18:00 – Head back to the cabins to get ready for the evening activity. Dress up for the banquet, or dress down for activities like waterslide or paint the counsellor!
18:30 – Evening activity – usually the whole camp will meet up to do an activity together, such as songs (and s’mores) around the campfire, talent show, boat party, fashion show or swimming party. At the end of the week we always organised a special banquet for campers, usually related to the week’s theme. Everyone would dress up in their best outfits, or make special fancy dress costumes, have a special meal together then spend the evening dancing to the campers’ favourite music!

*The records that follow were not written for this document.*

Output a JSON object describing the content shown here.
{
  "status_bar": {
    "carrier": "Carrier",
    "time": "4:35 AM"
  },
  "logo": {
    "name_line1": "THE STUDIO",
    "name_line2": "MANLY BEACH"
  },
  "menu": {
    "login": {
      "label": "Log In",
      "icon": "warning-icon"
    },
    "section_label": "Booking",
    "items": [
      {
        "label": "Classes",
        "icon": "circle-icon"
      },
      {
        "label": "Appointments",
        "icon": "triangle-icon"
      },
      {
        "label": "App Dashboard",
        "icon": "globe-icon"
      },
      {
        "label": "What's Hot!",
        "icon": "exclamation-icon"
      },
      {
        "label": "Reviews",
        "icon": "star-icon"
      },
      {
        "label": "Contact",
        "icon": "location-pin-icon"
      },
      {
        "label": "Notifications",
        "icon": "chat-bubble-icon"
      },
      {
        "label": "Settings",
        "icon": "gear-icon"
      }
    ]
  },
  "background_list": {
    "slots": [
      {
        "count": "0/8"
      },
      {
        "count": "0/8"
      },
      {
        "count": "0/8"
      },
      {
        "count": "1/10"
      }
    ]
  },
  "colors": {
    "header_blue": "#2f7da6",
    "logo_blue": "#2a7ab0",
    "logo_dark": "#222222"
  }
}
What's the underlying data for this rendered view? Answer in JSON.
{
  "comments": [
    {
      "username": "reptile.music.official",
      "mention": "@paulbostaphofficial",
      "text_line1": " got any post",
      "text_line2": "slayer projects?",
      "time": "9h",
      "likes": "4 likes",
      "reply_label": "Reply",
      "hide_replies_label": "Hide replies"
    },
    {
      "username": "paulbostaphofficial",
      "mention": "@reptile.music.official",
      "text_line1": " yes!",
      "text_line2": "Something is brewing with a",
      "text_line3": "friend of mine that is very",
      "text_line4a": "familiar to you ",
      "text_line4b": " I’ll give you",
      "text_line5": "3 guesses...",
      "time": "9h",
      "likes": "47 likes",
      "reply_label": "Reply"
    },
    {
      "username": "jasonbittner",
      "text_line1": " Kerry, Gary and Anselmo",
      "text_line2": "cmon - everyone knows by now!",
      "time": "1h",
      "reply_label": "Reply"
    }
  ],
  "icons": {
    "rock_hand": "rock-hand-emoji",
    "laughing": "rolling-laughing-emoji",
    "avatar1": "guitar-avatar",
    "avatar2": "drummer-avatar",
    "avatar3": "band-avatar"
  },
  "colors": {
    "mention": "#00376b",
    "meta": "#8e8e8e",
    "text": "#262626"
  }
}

20:30 – Time for showers, evening meds, toothbrushing and getting ready for bed! Maybe you’ll make up a bedtime story for campers, or talk to them about their favourite moment of the day.
21:00 – Bedtime! Counsellors take it in turns doing night duties and supervising the campers at night, once or twice a week. If you’re not on night duty, this is your chance to socialise with your fellow counsellors and get to know all the lovely people you work with at camp!
Advice For Working At A Special Needs Camp
I think working as a counselor at a special needs camp is one of the most rewarding jobs in the world. At times it might feel challenging and you might be tired after a long day, but this is a job where the more you put in, the more you get out of it too. My top three pieces of advice for making the most of the special needs camp experience are:
1 – Remember why you are there. As a counsellor at a special needs camp, you will have a real chance to make a difference to people’s lives.
2 – Talk, laugh and cry with your new friends at camp. You are all going through the same experience and will help each other out every single day. The strong bond you build with your campers and fellow counsellors will give you so much energy and the motivation to work through the difficult days.
3 – Appreciate the little wins along with the big ones. Watching your campers try things for the first time, develop new skills, build friendships and overcome challenges will fill you with pride and happiness. You will also learn so much about yourself and discover skills and strengths you didn’t know you had!
Overall, working at a special needs camp is an incredible opportunity to help other people while having the best summer and experience a different country. If you’re ready to start planning your summer of a lifetime, visit the apply page to start your application!